DICKINSON, N.D. — Nearly 30 more Dickinson State University international students than originally reported do not have proper documentation and some have none, officials said this week.

An audit released Feb. 10 implicated 743 students of concern, but that number has risen to 771, according to DSU and North Dakota University System officials.

When findings of the audit were released, investigations were ongoing, said Scott Staudinger, DSU coordinator of institutional research and planning.

“Dickinson State, in an attempt to make sure we had captured all of the international students who are affected, needed to go back and do further validation,” he said.

He and Bill Eggert, NDUS director of internal audit and risk assessment, said some students recently added to the list had no files at all.

“We had to create certain files because there was no documentation whatsoever,” Staudinger said. “The files are gone, but we knew that their names are in system.”

Eggert said it’s possible there was documentation at one time.

A possible explanation is some files may have erroneously been put into other students’ files, he said.

All students implicated were enrolled in dual-degree, dual-credit programs where they would earn a degree and/or college credits from DSU and their home country.

Another troubling issue with the students is a lack of articulation agreements between DSU and the Chinese or Russian campus they transferred from, Eggert said.

“That basically states ‘here’s the classes that they have to take,’” he said, adding it’s a breach in the standards for accreditation.

More than 100 agreements should have been on file, but there were less than 30, Eggert said, adding only three or four were valid.

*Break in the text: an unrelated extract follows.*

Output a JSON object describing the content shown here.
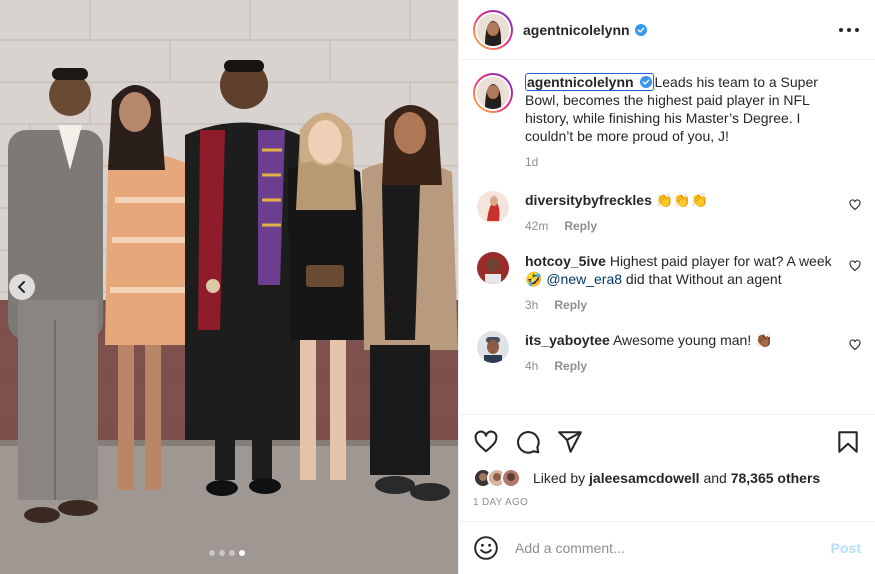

Many of the students were also enrolled in different programs in each country.

“This is a prime example: me being a Spanish major here, and then going to Spain and getting an architectural degree,” Eggert said. “I mean it makes no sense.”

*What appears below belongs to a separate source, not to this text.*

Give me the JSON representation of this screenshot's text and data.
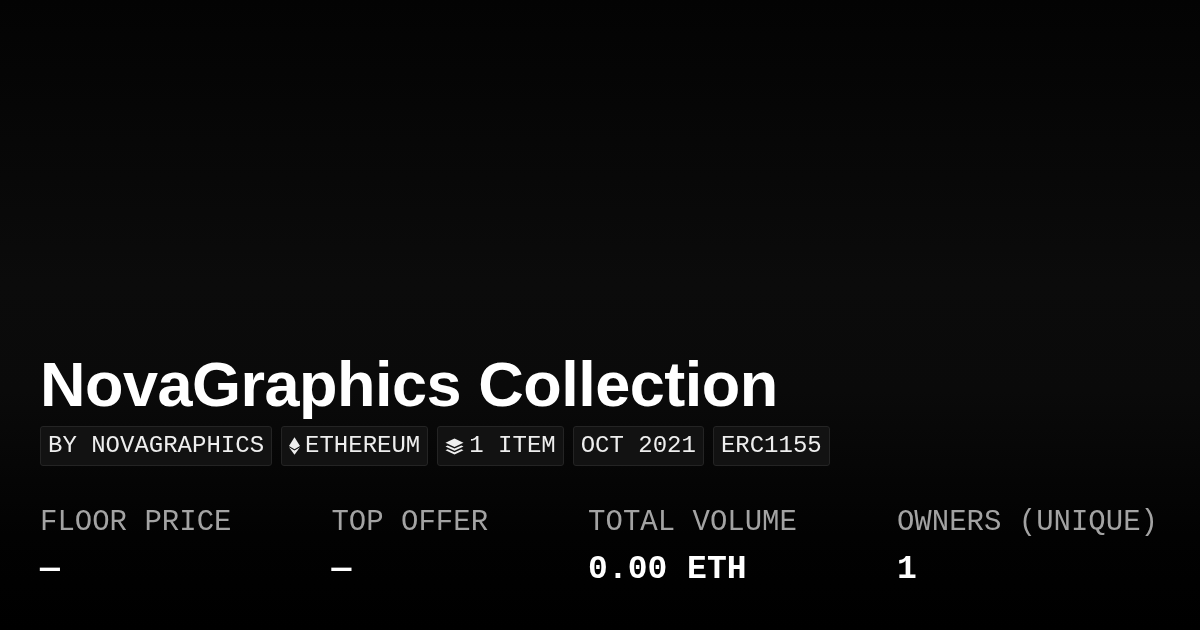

Some were handed degrees after a fraction of the courses needed were taken.

“How do you justify giving a five-year accounting degree after, you know, 30 credits?” Eggert said. “An accounting degree is at least 128 credits.”

Marie Moe, DSU director of university relations, is confident the number of students of concern will stay at 771.

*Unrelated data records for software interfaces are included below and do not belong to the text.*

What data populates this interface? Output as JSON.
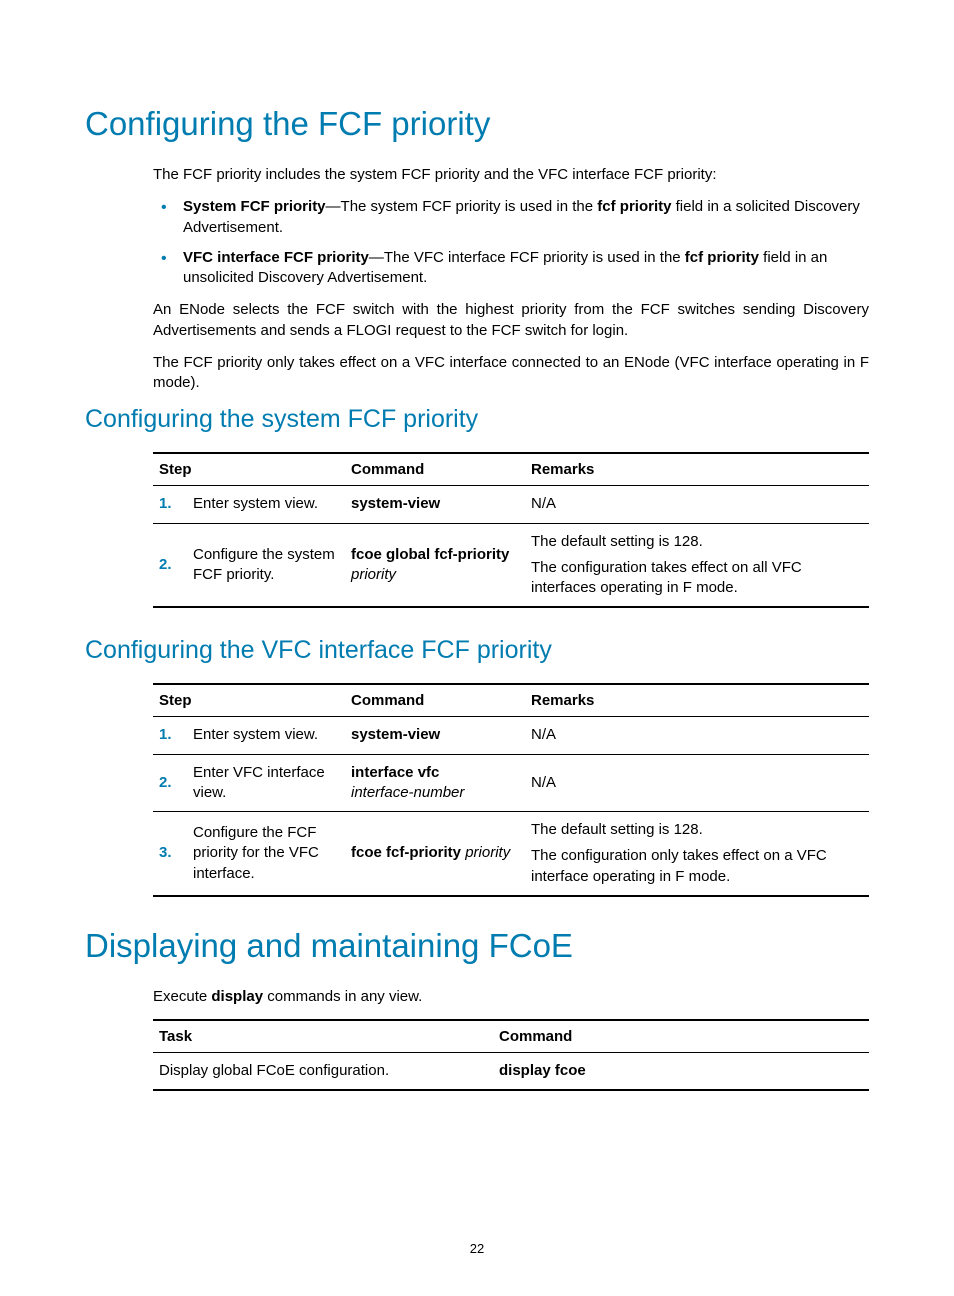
{
  "heading1": "Configuring the FCF priority",
  "intro": "The FCF priority includes the system FCF priority and the VFC interface FCF priority:",
  "bullets": [
    {
      "lead": "System FCF priority",
      "text": "—The system FCF priority is used in the ",
      "bold2": "fcf priority",
      "tail": " field in a solicited Discovery Advertisement."
    },
    {
      "lead": "VFC interface FCF priority",
      "text": "—The VFC interface FCF priority is used in the ",
      "bold2": "fcf priority",
      "tail": " field in an unsolicited Discovery Advertisement."
    }
  ],
  "para2": "An ENode selects the FCF switch with the highest priority from the FCF switches sending Discovery Advertisements and sends a FLOGI request to the FCF switch for login.",
  "para3": "The FCF priority only takes effect on a VFC interface connected to an ENode (VFC interface operating in F mode).",
  "section_sys": {
    "title": "Configuring the system FCF priority",
    "headers": {
      "step": "Step",
      "command": "Command",
      "remarks": "Remarks"
    },
    "rows": [
      {
        "num": "1.",
        "step": "Enter system view.",
        "cmd_bold": "system-view",
        "cmd_ital": "",
        "remarks": [
          "N/A"
        ]
      },
      {
        "num": "2.",
        "step": "Configure the system FCF priority.",
        "cmd_bold": "fcoe global fcf-priority",
        "cmd_ital": "priority",
        "remarks": [
          "The default setting is 128.",
          "The configuration takes effect on all VFC interfaces operating in F mode."
        ]
      }
    ]
  },
  "section_vfc": {
    "title": "Configuring the VFC interface FCF priority",
    "headers": {
      "step": "Step",
      "command": "Command",
      "remarks": "Remarks"
    },
    "rows": [
      {
        "num": "1.",
        "step": "Enter system view.",
        "cmd_bold": "system-view",
        "cmd_ital": "",
        "remarks": [
          "N/A"
        ]
      },
      {
        "num": "2.",
        "step": "Enter VFC interface view.",
        "cmd_bold": "interface vfc",
        "cmd_ital": "interface-number",
        "remarks": [
          "N/A"
        ]
      },
      {
        "num": "3.",
        "step": "Configure the FCF priority for the VFC interface.",
        "cmd_bold": "fcoe fcf-priority",
        "cmd_ital": "priority",
        "cmd_inline": true,
        "remarks": [
          "The default setting is 128.",
          "The configuration only takes effect on a VFC interface operating in F mode."
        ]
      }
    ]
  },
  "heading2": "Displaying and maintaining FCoE",
  "display_intro_pre": "Execute ",
  "display_intro_bold": "display",
  "display_intro_post": " commands in any view.",
  "display_table": {
    "headers": {
      "task": "Task",
      "command": "Command"
    },
    "rows": [
      {
        "task": "Display global FCoE configuration.",
        "cmd_bold": "display fcoe"
      }
    ]
  },
  "pagenum": "22"
}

“That has been finalized,” she said.

DSU is also taking steps to address the situation, she added.

Affected students need to have their official transcripts sent from their home institution and from classes they’ve taken in the United States other than at DSU. Then DSU needs a secondary verification from officials in China, Moe said.

Then an evaluation of the courses taken by the students and how they’re equivalent to courses in the United States will be conducted, she said.

“From there, if they’ve completed the 128 credits and requirements for the degree they were pursuing, their degree will be affirmed,” Moe said. “If they are missing credits, then they will be notified of what they need to do to finish their degree at Dickinson State.”

Missing courses and other requirements means their DSU degree is invalid. If those requirements aren’t met, their DSU degree will be removed from their transcript, she said.

“What’s really tricky to us is not to make a blanket statement that these students’ degrees are invalid,” Moe said. “They were awarded without proper documentation and we have to go back and verify all of these degrees. But it doesn’t mean that all of these degrees were invalid.”

Because the students were also working toward a degree through their home institution, those with invalid DSU degrees may have valid degrees in their home country, she said.

The issue may have an effect on enrollment, since DSU is discontinuing the special international programs and will also do their own student recruiting, rather than hiring outside entities, Moe said.

“Any international student that’s coming to DSU will actually go through the traditional process,” she said. “I would anticipate that there would be an impact to enrollment as we take these positive steps and reevaluate the practices used.”